Having confirmed the diagnosis of AR, the most important part of the examination is to assess the severity of the condition. This can be judged on a number of features. Measurement of LVD is the most helpful guide to the severity of the disease. However, in horses with AR, the same amount of volume overload is less likely to be clinically significant than in animals with MR. Opinions differ as to the dimensions at which volume overload is sufficient to warrant advising against continued use of the animal. This advice, as always, is a matter of judgement, depending on the athletic demands and individual cirAs a rough guide, the author would not recommend the use of animals with a LVDd> 15cm for hard athletic use and one with a LVDd> 16cm under any circumstances (in an adult Thoroughbred horse). However, these are only arbitrary guidelines; there are anecdotal reports of Thoroughbred horses with LVDd measurements in excess of 16cm competing successfully, but others have poor exercise tolerance with LVDd measurements of <15cm. Other crisuch as the presence of myocardial disease or arrhythmias also have to be taken into account.
In animals with severe AR, there will be exaggerated motion of the IVS, which may give the appearance of continuous motion towards the RV throughout diastole.

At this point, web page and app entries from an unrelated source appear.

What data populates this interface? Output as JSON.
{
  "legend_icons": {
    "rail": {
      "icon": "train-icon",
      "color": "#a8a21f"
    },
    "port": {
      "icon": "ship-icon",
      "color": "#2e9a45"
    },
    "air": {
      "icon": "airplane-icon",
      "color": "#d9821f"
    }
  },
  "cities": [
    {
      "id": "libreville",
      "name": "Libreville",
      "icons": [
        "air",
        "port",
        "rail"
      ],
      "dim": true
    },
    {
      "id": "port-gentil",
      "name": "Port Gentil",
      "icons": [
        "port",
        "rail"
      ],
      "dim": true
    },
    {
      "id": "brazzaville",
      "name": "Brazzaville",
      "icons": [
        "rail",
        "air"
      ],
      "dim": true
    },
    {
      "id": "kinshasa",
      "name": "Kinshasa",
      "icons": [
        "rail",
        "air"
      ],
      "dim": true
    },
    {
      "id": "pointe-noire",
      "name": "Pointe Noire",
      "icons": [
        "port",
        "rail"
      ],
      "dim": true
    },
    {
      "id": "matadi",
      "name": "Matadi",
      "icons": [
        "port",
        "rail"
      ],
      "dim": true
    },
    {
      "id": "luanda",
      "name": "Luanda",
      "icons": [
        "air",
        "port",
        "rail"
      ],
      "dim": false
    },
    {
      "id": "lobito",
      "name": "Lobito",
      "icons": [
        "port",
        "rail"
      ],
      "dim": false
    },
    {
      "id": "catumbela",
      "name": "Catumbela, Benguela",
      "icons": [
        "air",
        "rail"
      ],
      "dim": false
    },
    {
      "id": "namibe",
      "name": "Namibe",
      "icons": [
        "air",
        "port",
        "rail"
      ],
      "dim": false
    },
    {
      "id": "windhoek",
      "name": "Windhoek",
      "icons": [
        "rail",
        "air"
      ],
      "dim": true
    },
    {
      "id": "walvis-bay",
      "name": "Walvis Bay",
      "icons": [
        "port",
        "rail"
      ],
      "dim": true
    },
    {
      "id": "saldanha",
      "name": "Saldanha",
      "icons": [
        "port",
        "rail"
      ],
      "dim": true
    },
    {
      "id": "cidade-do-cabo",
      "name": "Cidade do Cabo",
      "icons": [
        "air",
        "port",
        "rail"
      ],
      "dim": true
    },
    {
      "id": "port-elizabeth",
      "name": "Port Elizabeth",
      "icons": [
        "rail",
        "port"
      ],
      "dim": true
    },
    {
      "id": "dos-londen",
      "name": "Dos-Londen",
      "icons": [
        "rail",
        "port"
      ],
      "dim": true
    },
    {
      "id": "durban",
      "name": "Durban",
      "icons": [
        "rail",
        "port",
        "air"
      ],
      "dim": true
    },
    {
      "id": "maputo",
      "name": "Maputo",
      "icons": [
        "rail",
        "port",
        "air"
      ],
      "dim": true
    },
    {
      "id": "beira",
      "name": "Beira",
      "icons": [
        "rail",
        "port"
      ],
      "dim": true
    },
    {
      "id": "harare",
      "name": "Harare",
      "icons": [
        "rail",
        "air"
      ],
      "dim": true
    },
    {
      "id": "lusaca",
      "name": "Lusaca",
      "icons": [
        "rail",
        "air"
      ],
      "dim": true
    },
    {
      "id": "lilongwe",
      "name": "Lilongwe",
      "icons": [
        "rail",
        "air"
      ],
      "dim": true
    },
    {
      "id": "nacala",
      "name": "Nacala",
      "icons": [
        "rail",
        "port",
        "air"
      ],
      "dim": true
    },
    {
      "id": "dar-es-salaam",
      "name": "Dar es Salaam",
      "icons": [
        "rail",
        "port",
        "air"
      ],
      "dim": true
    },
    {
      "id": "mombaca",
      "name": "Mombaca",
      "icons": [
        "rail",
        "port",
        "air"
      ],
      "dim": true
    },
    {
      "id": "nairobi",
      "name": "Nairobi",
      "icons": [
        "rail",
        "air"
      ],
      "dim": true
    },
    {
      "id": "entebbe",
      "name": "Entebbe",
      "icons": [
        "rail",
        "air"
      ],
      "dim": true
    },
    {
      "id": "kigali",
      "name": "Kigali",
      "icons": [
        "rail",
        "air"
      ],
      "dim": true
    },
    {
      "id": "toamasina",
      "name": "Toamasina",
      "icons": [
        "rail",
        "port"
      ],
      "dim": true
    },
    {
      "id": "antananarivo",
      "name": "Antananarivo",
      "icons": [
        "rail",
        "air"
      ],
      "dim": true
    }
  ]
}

If the LV diastolic pressure rises to very high levels as a result of the volume of blood regurgitating through the aortic valve, the MV may close in mid-late diastole instead of remaining open throughout the conduit phase of diastasis. In these situations the prognosis is likely to be poor.
Doppler echocardiography is helpful for identifying the retrograde flow of blood through the aortic valve during diastole, and for assessing the severity of the disease. The extent of the jet of AR, mapped using pulsed-wave DE, is a semi-quantitative measure of severity. Very extensive jets suggest a significant degree of regurgitant flow. However, this guideline is not as useful with AR as with MR. The area of the origin of the jet of blood is another indication of the severity, with a large area of origin at the valve being associated with a larger quantity of regurgitant blood flow. A small amount of regurgitant flow is found in many apparently normal animals. The velocity of the regurgitant jet is related to the pressure gradient across the valve during diastole.
Blood pressure measurement
Arterial blood pressure measured either directly, or more commonly indirectly using a pressure-cuff system such as a 'Dynamap', allows the pulse profile to be quantified (see section 4.5). In severe AR, there is an increase in the difference between the systolic and diastolic pressures, which is why the arterial pulse feels strong. This is largely due to the increase in the systolic pressure in main arteries, which is a consequence of the large stroke volume which results from severe regurgitation, and run-off of pressure as blood regurgitates back into the LV. If myocardial failure occurs, the systolic pressures may drop and the arterial pulses may feel weaker; however, this is usually an end-stage event. Blood pressure measurement is thus a relatively simple way of assessing the severity of AR.
Clinical evaluation of horses with AR is summarised in Table 6.4.